Faith and eternal life
No matter how laudable any utopian or communitarian project might be, all attempts at realizing it run aground on this point. Death is the interruption of all community, of all human longings, projects, and achievements. As it is written in Ecclesiastes 9:10, “in the grave, where you are going, there is neither working nor planning nor knowledge nor wisdom.” Death marks the end of the world, each time. It tears a hole, even if that hole and the tear are a “gift.” But this does not mean that death somehow renders everything meaningless, or our action futile; as the beginning of the same verse affirms, it means that, “Whatever your hand finds to do, do it with all your might.” Here, recognizing “where we are going,” now, changes, right now, how we see things. In fact, it changes where we decide to go.
When Jesus tells us to die, so that we might not remain alone, but bear much fruit, it is not to ruin our life, but to “make our joy complete.” It is to bring us up to speed with our real life, our infinite life, our life outside of life, which we are already exposed to in this life. To consider how, in one sense, I am already dead, frees me to live every moment outstretched, in excess of what I am, in the gratuitousness of each encounter and moment. Then, there is no limit to my gladness: I should have died, could have died, years ago, today. Conversely, to experience my death opening up already in the middle of my current life takes away its sting and my fear—not just hypothetically, but actually, really. This sense of death in life changes who I am. It changes my orientation toward other beings, my way of speaking, and my view of the fruits of my action in the world.
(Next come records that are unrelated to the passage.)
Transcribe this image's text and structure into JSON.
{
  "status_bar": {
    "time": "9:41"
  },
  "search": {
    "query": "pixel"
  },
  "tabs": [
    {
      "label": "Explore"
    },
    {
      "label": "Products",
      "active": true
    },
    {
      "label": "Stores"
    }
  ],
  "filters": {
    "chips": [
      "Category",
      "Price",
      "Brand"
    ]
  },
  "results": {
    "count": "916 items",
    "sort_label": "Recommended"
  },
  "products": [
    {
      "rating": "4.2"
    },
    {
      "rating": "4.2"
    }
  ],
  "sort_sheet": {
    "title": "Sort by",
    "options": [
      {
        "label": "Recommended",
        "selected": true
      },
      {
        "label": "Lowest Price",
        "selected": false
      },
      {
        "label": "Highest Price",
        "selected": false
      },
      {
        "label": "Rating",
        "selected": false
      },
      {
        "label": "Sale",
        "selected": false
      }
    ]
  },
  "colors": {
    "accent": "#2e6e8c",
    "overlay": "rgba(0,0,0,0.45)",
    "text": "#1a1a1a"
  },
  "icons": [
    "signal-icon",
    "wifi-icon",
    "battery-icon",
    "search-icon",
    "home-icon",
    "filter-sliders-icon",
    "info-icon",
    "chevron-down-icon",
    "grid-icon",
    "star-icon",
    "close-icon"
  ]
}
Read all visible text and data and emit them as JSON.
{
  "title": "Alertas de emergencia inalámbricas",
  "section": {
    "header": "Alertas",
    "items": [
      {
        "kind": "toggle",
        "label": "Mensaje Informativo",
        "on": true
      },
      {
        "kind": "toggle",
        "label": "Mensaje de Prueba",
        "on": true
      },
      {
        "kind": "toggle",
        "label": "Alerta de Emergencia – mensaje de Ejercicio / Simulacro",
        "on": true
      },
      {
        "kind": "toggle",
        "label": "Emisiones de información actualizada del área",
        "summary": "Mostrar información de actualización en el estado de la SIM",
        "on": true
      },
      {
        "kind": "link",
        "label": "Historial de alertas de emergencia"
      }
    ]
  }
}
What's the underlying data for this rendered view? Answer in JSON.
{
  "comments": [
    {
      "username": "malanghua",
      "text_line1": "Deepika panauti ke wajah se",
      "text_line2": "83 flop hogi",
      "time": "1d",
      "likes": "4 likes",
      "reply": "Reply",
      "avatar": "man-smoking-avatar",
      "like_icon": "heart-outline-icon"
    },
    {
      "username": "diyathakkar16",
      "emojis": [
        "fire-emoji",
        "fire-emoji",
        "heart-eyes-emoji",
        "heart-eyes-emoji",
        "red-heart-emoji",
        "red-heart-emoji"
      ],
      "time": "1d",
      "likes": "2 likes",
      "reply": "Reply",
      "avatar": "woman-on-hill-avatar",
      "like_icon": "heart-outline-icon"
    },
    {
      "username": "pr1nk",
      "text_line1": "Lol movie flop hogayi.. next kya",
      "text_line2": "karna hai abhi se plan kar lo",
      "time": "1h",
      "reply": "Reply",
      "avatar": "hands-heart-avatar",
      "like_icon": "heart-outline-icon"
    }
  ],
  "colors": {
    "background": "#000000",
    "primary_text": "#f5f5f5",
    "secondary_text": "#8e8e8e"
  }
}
When I realize that I am not owed anything, not even my continued life, gratefulness itself leads me to give everything back. Knowing that my own death will be a gift to those who survive me, I want to help them understand what I mean by this now, so that amidst whatever tears they might cry, they will know that as much as I was dead while alive, I am alive when dead. Because I know, and more importantly, because I sense, that everything will be poured out of me “in the end,” I am freed to pour myself out right now. If ultimately I can keep nothing, not even myself, why would I try to keep anything now? Why would I look to secure my life? Indeed, “where your heart is, there will your treasure be also.”
I believe Jesus himself wanted to tell us this: that the only thing we can “keep” after death is what we’ve given out. We are to empty ourselves as he did. We are to remember that our love is the only thing we can take to our graves—and that only because love conquers it. It is our love that is resurrected; and it is resurrected not for us or in us, but for others and in others. My life and my love comes alive in you, or it is nowhere.
In conclusion, a life of faith means just this: life lived from, because of, and for another; life outside of myself; life eternal. Faith, really, is another life in us, the gift of life itself, harmonized by love, and so harmonized with the whole community of beings that love, with the whole of a cosmos created and sustained by love; for as Dionysius the Areopagite once wrote, “The principle effect of love is to so unite the wills of those who love each other as to make them will the same things.” That is what faith ultimately desires: that our wills be unified by a love of cosmic proportions. And so, finally, we ask only one thing of the utopian: that he never forget to love, because without it, there is no chance of transforming the human world for good. In fact, without love, there is no human being at all. Thank you.